• Prompt:
Look below for the line that contains "Give me the", then quote it and all the lines after it, exactly, with the pictures left out.

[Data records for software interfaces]
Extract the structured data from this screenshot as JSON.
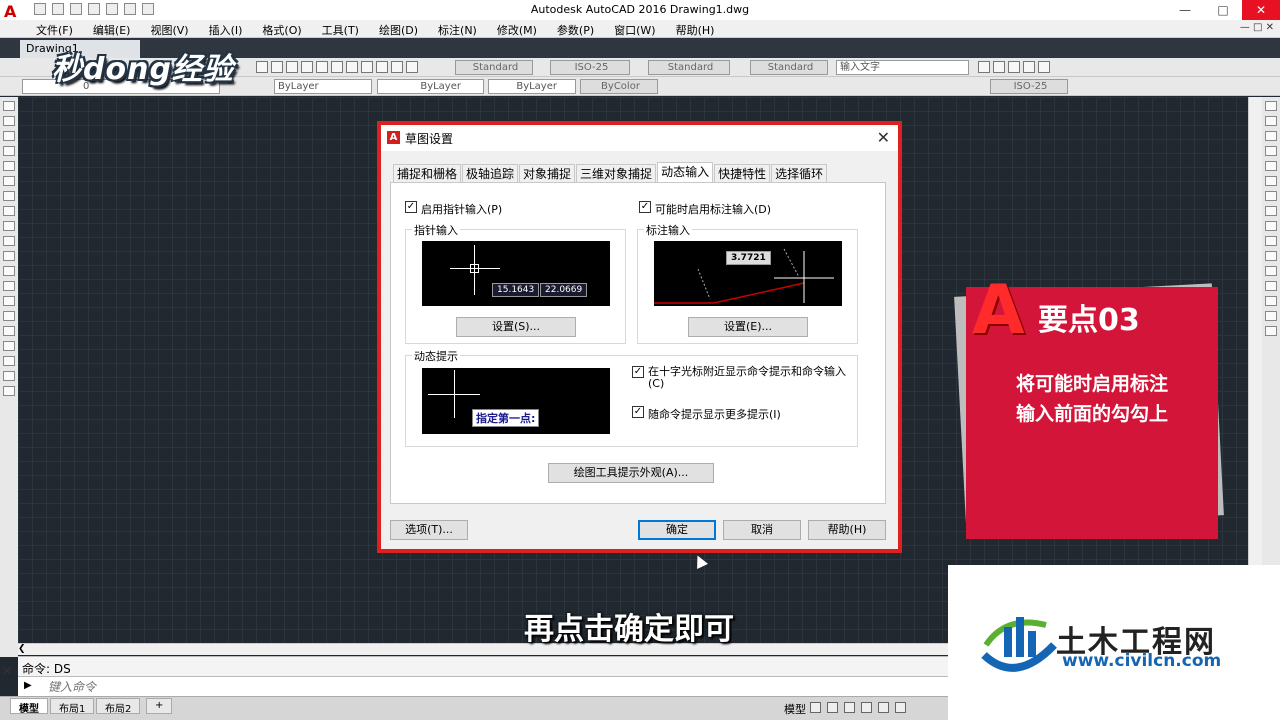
{
  "app": {
    "title": "Autodesk AutoCAD 2016    Drawing1.dwg",
    "logo_letter": "A"
  },
  "menu": [
    "文件(F)",
    "编辑(E)",
    "视图(V)",
    "插入(I)",
    "格式(O)",
    "工具(T)",
    "绘图(D)",
    "标注(N)",
    "修改(M)",
    "参数(P)",
    "窗口(W)",
    "帮助(H)"
  ],
  "doc_tab": "Drawing1",
  "toolbar1": {
    "text_style": "Standard",
    "dim_style": "ISO-25",
    "table_style": "Standard",
    "mleader_style": "Standard",
    "search_placeholder": "输入文字"
  },
  "toolbar2": {
    "layer": "0",
    "color": "ByLayer",
    "linetype": "ByLayer",
    "lineweight": "ByLayer",
    "plotstyle": "ByColor",
    "dim_style": "ISO-25"
  },
  "watermark": "秒dong经验",
  "dialog": {
    "title": "草图设置",
    "tabs": [
      "捕捉和栅格",
      "极轴追踪",
      "对象捕捉",
      "三维对象捕捉",
      "动态输入",
      "快捷特性",
      "选择循环"
    ],
    "active_tab": "动态输入",
    "enable_pointer": "启用指针输入(P)",
    "enable_dim": "可能时启用标注输入(D)",
    "pointer_group": "指针输入",
    "pointer_val1": "15.1643",
    "pointer_val2": "22.0669",
    "pointer_settings": "设置(S)...",
    "dim_group": "标注输入",
    "dim_val": "3.7721",
    "dim_settings": "设置(E)...",
    "tooltip_group": "动态提示",
    "tooltip_text": "指定第一点:",
    "show_prompts": "在十字光标附近显示命令提示和命令输入(C)",
    "show_more": "随命令提示显示更多提示(I)",
    "appearance_btn": "绘图工具提示外观(A)...",
    "options_btn": "选项(T)...",
    "ok_btn": "确定",
    "cancel_btn": "取消",
    "help_btn": "帮助(H)",
    "check_mark": "✓"
  },
  "callout": {
    "head": "要点03",
    "line1": "将可能时启用标注",
    "line2": "输入前面的勾勾上",
    "badge_letter": "A"
  },
  "subtitle": "再点击确定即可",
  "command": {
    "history": "命令:  DS",
    "placeholder": "键入命令"
  },
  "layout_tabs": [
    "模型",
    "布局1",
    "布局2"
  ],
  "status_model": "模型",
  "brand": {
    "name": "土木工程网",
    "url": "www.civilcn.com"
  },
  "colors": {
    "accent_red": "#e0201e",
    "callout_red": "#d4153a",
    "brand_blue": "#1565b5"
  }
}
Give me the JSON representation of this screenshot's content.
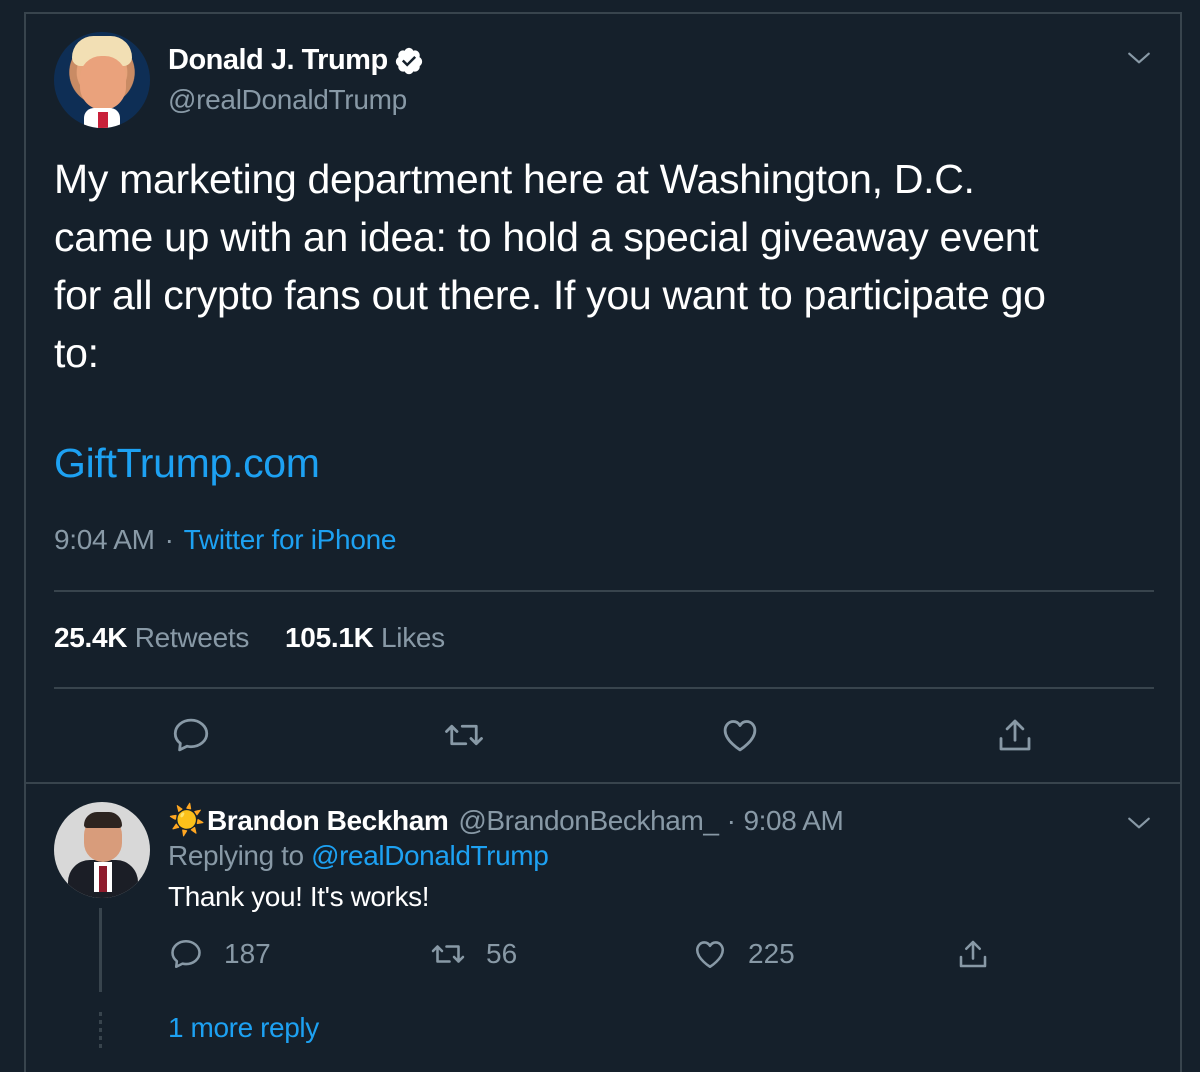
{
  "tweet": {
    "author_name": "Donald J. Trump",
    "author_handle": "@realDonaldTrump",
    "text_lines": [
      "My marketing department here at Washington, D.C.",
      "came up with an idea: to hold a special giveaway event",
      "for all crypto fans out there. If you want to participate go",
      "to:"
    ],
    "link": "GiftTrump.com",
    "time": "9:04 AM",
    "separator": "·",
    "source": "Twitter for iPhone",
    "retweets_count": "25.4K",
    "retweets_label": "Retweets",
    "likes_count": "105.1K",
    "likes_label": "Likes",
    "icons": {
      "verified": "verified-badge-icon",
      "menu": "chevron-down-icon",
      "reply": "reply-icon",
      "retweet": "retweet-icon",
      "like": "heart-icon",
      "share": "share-icon"
    }
  },
  "reply": {
    "emoji": "☀️",
    "author_name": "Brandon Beckham",
    "author_handle": "@BrandonBeckham_",
    "separator": "·",
    "time": "9:08 AM",
    "replying_prefix": "Replying to",
    "replying_to": "@realDonaldTrump",
    "text": "Thank you! It's works!",
    "reply_count": "187",
    "retweet_count": "56",
    "like_count": "225",
    "more_replies": "1 more reply"
  },
  "colors": {
    "background": "#15202b",
    "border": "#38444d",
    "secondary_text": "#8899a6",
    "link": "#1da1f2",
    "primary_text": "#ffffff"
  }
}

• Answer for the task:
Give me the JSON representation of this screenshot's content.
{
  "tweet": {
    "author_name": "Donald J. Trump",
    "author_handle": "@realDonaldTrump",
    "text_lines": [
      "My marketing department here at Washington, D.C.",
      "came up with an idea: to hold a special giveaway event",
      "for all crypto fans out there. If you want to participate go",
      "to:"
    ],
    "link": "GiftTrump.com",
    "time": "9:04 AM",
    "separator": "·",
    "source": "Twitter for iPhone",
    "retweets_count": "25.4K",
    "retweets_label": "Retweets",
    "likes_count": "105.1K",
    "likes_label": "Likes",
    "icons": {
      "verified": "verified-badge-icon",
      "menu": "chevron-down-icon",
      "reply": "reply-icon",
      "retweet": "retweet-icon",
      "like": "heart-icon",
      "share": "share-icon"
    }
  },
  "reply": {
    "emoji": "☀️",
    "author_name": "Brandon Beckham",
    "author_handle": "@BrandonBeckham_",
    "separator": "·",
    "time": "9:08 AM",
    "replying_prefix": "Replying to",
    "replying_to": "@realDonaldTrump",
    "text": "Thank you! It's works!",
    "reply_count": "187",
    "retweet_count": "56",
    "like_count": "225",
    "more_replies": "1 more reply"
  },
  "colors": {
    "background": "#15202b",
    "border": "#38444d",
    "secondary_text": "#8899a6",
    "link": "#1da1f2",
    "primary_text": "#ffffff"
  }
}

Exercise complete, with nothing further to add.